**Your goal**
Retype the full set of records. Keep every character identical.

**Material to process**
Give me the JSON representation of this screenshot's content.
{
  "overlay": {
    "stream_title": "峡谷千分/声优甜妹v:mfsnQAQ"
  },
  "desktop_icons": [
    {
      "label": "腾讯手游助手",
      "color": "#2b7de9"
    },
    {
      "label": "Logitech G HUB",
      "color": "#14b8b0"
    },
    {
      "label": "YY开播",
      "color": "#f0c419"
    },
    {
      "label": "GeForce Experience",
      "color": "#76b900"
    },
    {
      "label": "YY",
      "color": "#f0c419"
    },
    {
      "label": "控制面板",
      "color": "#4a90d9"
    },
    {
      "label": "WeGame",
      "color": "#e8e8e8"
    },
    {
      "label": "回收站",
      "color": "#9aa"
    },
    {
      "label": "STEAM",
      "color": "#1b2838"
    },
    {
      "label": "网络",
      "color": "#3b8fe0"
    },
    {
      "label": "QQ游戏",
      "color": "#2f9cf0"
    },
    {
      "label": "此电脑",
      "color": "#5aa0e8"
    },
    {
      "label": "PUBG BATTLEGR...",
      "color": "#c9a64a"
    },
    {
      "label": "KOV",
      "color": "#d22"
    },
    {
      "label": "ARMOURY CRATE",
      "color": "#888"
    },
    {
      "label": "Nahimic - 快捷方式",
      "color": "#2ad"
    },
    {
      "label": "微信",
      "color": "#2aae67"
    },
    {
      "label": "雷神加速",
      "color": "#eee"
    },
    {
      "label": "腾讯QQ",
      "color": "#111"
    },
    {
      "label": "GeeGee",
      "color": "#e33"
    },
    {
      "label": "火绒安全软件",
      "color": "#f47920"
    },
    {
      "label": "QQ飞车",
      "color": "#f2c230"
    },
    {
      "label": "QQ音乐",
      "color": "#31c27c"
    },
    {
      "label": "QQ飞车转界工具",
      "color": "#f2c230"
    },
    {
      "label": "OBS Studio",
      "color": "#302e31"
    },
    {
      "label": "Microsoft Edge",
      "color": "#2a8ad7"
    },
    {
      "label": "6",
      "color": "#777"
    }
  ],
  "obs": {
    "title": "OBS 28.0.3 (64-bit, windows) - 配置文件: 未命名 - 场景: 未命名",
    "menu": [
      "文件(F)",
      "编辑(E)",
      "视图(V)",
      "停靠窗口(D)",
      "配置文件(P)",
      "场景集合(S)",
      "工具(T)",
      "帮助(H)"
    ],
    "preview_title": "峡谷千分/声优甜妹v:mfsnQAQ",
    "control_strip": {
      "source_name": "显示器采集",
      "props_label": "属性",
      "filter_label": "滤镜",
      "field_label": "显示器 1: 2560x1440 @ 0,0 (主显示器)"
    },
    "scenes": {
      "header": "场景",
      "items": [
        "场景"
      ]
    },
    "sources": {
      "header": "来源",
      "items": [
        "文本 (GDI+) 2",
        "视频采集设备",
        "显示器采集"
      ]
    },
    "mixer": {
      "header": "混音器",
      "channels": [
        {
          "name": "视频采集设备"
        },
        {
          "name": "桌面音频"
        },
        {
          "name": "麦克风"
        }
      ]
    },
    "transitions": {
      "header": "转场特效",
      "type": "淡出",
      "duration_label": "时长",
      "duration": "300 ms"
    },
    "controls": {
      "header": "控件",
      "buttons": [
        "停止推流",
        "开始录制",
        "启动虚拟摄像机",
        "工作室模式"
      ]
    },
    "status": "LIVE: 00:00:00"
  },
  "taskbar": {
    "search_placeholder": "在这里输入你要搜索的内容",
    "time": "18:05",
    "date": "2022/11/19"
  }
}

**Expected answer**
Give me the JSON representation of this screenshot's content.
{
  "overlay": {
    "stream_title": "峡谷千分/声优甜妹v:mfsnQAQ"
  },
  "desktop_icons": [
    {
      "label": "腾讯手游助手",
      "color": "#2b7de9"
    },
    {
      "label": "Logitech G HUB",
      "color": "#14b8b0"
    },
    {
      "label": "YY开播",
      "color": "#f0c419"
    },
    {
      "label": "GeForce Experience",
      "color": "#76b900"
    },
    {
      "label": "YY",
      "color": "#f0c419"
    },
    {
      "label": "控制面板",
      "color": "#4a90d9"
    },
    {
      "label": "WeGame",
      "color": "#e8e8e8"
    },
    {
      "label": "回收站",
      "color": "#9aa"
    },
    {
      "label": "STEAM",
      "color": "#1b2838"
    },
    {
      "label": "网络",
      "color": "#3b8fe0"
    },
    {
      "label": "QQ游戏",
      "color": "#2f9cf0"
    },
    {
      "label": "此电脑",
      "color": "#5aa0e8"
    },
    {
      "label": "PUBG BATTLEGR...",
      "color": "#c9a64a"
    },
    {
      "label": "KOV",
      "color": "#d22"
    },
    {
      "label": "ARMOURY CRATE",
      "color": "#888"
    },
    {
      "label": "Nahimic - 快捷方式",
      "color": "#2ad"
    },
    {
      "label": "微信",
      "color": "#2aae67"
    },
    {
      "label": "雷神加速",
      "color": "#eee"
    },
    {
      "label": "腾讯QQ",
      "color": "#111"
    },
    {
      "label": "GeeGee",
      "color": "#e33"
    },
    {
      "label": "火绒安全软件",
      "color": "#f47920"
    },
    {
      "label": "QQ飞车",
      "color": "#f2c230"
    },
    {
      "label": "QQ音乐",
      "color": "#31c27c"
    },
    {
      "label": "QQ飞车转界工具",
      "color": "#f2c230"
    },
    {
      "label": "OBS Studio",
      "color": "#302e31"
    },
    {
      "label": "Microsoft Edge",
      "color": "#2a8ad7"
    },
    {
      "label": "6",
      "color": "#777"
    }
  ],
  "obs": {
    "title": "OBS 28.0.3 (64-bit, windows) - 配置文件: 未命名 - 场景: 未命名",
    "menu": [
      "文件(F)",
      "编辑(E)",
      "视图(V)",
      "停靠窗口(D)",
      "配置文件(P)",
      "场景集合(S)",
      "工具(T)",
      "帮助(H)"
    ],
    "preview_title": "峡谷千分/声优甜妹v:mfsnQAQ",
    "control_strip": {
      "source_name": "显示器采集",
      "props_label": "属性",
      "filter_label": "滤镜",
      "field_label": "显示器 1: 2560x1440 @ 0,0 (主显示器)"
    },
    "scenes": {
      "header": "场景",
      "items": [
        "场景"
      ]
    },
    "sources": {
      "header": "来源",
      "items": [
        "文本 (GDI+) 2",
        "视频采集设备",
        "显示器采集"
      ]
    },
    "mixer": {
      "header": "混音器",
      "channels": [
        {
          "name": "视频采集设备"
        },
        {
          "name": "桌面音频"
        },
        {
          "name": "麦克风"
        }
      ]
    },
    "transitions": {
      "header": "转场特效",
      "type": "淡出",
      "duration_label": "时长",
      "duration": "300 ms"
    },
    "controls": {
      "header": "控件",
      "buttons": [
        "停止推流",
        "开始录制",
        "启动虚拟摄像机",
        "工作室模式"
      ]
    },
    "status": "LIVE: 00:00:00"
  },
  "taskbar": {
    "search_placeholder": "在这里输入你要搜索的内容",
    "time": "18:05",
    "date": "2022/11/19"
  }
}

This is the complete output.